Each line that holds the string "icon" counts once. Say how many such lines the entries have, giving the number only.

Items from a dataset

* * * * * * * * *

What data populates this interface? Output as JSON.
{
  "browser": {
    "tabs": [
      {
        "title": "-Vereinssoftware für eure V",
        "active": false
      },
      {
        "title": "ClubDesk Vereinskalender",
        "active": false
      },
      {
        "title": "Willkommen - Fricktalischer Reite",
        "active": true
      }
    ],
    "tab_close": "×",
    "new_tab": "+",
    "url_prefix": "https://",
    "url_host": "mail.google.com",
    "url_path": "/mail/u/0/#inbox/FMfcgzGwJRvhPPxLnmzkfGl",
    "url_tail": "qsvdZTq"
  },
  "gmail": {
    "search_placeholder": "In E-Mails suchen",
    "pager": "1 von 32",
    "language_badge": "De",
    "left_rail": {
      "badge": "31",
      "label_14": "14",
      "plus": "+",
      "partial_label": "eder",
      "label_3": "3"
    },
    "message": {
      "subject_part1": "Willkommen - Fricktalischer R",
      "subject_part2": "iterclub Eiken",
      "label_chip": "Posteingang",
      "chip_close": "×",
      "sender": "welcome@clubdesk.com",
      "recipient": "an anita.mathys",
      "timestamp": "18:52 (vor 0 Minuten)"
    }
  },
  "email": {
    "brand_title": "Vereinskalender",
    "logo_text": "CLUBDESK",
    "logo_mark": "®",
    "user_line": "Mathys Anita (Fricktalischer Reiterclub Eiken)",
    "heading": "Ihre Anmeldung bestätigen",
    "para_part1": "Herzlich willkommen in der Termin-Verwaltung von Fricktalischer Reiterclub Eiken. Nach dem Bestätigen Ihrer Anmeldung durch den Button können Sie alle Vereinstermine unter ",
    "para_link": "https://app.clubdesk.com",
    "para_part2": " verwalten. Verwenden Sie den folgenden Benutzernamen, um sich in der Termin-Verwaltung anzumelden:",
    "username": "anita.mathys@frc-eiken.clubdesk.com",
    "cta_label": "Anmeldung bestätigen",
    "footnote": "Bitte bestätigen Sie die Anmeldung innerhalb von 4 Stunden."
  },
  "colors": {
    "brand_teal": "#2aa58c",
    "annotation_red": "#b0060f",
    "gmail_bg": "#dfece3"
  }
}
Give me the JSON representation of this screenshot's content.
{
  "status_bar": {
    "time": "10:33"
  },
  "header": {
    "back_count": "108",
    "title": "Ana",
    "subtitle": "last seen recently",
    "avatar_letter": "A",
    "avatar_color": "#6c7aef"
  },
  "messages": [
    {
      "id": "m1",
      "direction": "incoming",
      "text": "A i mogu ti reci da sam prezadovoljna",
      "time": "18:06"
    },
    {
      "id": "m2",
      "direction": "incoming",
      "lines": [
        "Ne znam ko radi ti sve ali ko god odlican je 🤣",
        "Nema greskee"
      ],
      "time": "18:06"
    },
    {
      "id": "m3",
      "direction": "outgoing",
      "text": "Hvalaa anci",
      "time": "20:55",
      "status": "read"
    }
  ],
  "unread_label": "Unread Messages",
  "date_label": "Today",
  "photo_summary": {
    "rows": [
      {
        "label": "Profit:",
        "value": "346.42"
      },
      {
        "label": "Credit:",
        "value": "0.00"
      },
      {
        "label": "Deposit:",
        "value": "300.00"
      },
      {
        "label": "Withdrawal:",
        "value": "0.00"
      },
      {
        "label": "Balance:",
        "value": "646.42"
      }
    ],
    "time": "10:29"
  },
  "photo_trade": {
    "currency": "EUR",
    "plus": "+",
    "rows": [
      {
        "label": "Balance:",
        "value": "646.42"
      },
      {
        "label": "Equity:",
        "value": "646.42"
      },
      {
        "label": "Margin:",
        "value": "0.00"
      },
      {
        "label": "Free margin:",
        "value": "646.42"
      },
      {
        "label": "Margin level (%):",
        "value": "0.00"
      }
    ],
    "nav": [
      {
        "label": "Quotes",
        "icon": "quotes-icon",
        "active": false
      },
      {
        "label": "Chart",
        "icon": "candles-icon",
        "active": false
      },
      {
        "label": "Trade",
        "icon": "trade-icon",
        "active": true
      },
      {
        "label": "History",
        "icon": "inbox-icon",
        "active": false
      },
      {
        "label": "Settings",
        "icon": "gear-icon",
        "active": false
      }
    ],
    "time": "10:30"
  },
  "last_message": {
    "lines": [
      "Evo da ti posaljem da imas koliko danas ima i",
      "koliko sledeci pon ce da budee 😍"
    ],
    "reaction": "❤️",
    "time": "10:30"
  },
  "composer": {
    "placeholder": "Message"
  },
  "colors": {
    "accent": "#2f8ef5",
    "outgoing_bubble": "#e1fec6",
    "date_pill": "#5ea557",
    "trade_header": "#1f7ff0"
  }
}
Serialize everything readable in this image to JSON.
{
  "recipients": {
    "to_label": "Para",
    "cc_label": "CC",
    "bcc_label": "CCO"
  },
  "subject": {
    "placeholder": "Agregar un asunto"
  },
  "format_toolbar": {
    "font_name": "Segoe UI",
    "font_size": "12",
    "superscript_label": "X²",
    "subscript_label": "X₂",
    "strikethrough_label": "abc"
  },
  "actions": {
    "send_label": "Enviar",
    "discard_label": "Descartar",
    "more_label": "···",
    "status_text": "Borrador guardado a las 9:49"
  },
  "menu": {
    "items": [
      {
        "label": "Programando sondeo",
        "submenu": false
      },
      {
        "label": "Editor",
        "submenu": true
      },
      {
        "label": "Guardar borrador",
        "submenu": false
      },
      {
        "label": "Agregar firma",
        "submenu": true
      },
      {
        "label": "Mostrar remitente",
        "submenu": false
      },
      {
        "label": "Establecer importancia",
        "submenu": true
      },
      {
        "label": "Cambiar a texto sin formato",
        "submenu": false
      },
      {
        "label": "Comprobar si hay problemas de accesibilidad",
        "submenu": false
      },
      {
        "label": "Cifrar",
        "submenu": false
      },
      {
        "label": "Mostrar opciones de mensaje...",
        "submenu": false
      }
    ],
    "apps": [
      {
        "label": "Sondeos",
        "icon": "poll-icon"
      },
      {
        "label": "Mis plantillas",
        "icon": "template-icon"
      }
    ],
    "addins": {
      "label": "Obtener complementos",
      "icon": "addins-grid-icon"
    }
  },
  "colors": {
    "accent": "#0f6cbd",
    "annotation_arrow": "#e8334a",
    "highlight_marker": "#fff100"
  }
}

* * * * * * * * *

Written answer
8